Wednesday, January 19, 2011

#569 Gino Cimoli

#569 Gino Cimoli
Wow, Gino Cimoli is impeccably coiffed. His pompadour has a pompadour.

Fun facts about Gino Cimoli:

-Gino was born in San Francisco and signed with the Dodgers as a teenager in 1949.

-Despite hitting .292 in the minors, he did not get a crack at the big leagues until 1956. That year, the 26-year-old was used primarily as a defensive replacement in the outfield. He batted only 38 times in 73 games, scraping out four hits and a walk (.111 AVG, .135 OBP).

-1957 saw Gino flourish in a starting role, batting a career-high .293 with 10 home runs and 57 RBI. He was named to his only All-Star team.

-His first two home runs as a Dodger were both notable. On April 16, 1957, he handed future Hall of Famer Robin Roberts a 12-inning complete game loss with a solo shot. On May 6 of that year, he hit his only walkoff homer to give Brooklyn a 14-inning win over the Braves. The latter home run gave young reliever Sandy Koufax his fifth career win.

-After being dealt to the Cardinals, he hit .279 with a personal-best 72 RBI in 1959, his lone season with the club. His 40 doubles were fourth-most in the National League, and he placed eighth with 7 triples.

-Cimoli served as the fourth outfielder for the 1960 Pirates, but started five of the seven World Series games after Bob Skinner hurt his thumb. He filled in admirably, scoring four runs and batting .250 in the Fall Classic. His pinch single in the deciding game sparked a five-run Pittsburgh rally and set the stage for Bill Mazeroski's dramatic home run in the ninth inning.

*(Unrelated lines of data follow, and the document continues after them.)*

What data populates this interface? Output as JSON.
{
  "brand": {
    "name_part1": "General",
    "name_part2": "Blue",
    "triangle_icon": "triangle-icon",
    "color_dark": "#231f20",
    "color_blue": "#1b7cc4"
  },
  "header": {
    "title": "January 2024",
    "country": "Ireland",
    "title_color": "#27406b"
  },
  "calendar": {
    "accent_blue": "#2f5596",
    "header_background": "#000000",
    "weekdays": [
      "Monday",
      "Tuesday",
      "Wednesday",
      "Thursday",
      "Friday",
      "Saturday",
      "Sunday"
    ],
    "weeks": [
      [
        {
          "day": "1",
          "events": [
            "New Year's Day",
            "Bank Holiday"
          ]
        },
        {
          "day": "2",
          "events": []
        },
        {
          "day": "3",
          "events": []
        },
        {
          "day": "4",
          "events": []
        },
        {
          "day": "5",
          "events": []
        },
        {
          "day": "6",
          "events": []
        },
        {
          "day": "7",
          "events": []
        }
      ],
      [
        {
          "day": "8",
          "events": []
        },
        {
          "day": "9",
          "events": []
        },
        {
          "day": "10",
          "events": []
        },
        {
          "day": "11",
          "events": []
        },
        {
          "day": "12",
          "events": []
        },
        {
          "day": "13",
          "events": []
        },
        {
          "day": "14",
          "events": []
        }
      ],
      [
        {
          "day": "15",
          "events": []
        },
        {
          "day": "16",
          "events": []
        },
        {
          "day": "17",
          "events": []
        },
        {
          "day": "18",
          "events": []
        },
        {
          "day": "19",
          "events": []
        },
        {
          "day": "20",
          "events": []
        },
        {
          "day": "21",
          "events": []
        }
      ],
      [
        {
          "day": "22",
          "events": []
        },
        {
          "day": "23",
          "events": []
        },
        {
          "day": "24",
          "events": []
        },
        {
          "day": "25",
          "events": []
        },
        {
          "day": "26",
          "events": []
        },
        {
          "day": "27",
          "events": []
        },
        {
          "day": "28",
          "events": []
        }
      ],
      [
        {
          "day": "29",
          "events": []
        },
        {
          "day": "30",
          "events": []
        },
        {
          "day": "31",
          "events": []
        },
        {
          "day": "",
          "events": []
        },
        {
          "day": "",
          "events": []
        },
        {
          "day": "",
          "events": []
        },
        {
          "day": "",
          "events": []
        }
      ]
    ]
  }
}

-He played sparingly for the Pirates and Braves the following year, but found himself back in the starting lineup after being drafted by the Athletics. In 1962, he led the American League with 15 triples. Though the rest of his offensive numbers dipped in 1963, he banged out another 11 triples to place fourth in the league.

-Gino's decline came on abruptly. He saw action in just 42 games in 1964, batting .119 with the A's and Orioles before being demoted to AAA Rochester. The Angels barely used him the next year before releasing him in May. In parts of ten seasons, he hit .265 with 44 home runs and 321 RBI.

-In his post-baseball career, Cimoli became a UPS driver. In 1990, the company honored him for 21 years of service without a single traffic accident. He was light-heartedly referred to as "the Cal Ripken of UPS".

-Today, the 81-year-old still calls San Francisco his home.
#569 Gino Cimoli (back)


  1. It's "Hatless guys with oily hair" week here at TG65TP!!!

    Hey, it worked once didn't it?

  2. Curious about one thing. What did you mean about him being "drafted" by the Athletics? I know there was an expansion draft when the leagues expanded, but the Athletics were not an expansion team. And Cimoli was already in the majors so he couldn't have been a Rule 5 draftee (if that existed then). Was there some other kind of process back then?

    And, again, it's jarring to see a big league player that was a UPS driver.

  3. Thats a tremendous amount of triples while playing the 2 years in k.c.--wodering if the ballpark there could have been a factor. I remember this card as a kid in '65...probably because the face has alot of character

  4. Bob - You don't know how right you are.

    Marc - It actually was the rule 5 draft. I guess the terms have changed since then.

    Brox - It's also an interesting name. Leaves an impression.

  5. Remembrances and condolences for GINO CIMOLI upon his departure from the scene ...

    Every team should have as good a utilityman coming off the bench as he was throughout his career ...

    This card is by far the best issued during his career.


  6. Gotta love that hair. Here are a couple more guys with pompadours and marcels and other tonsorial abominations from the golden age: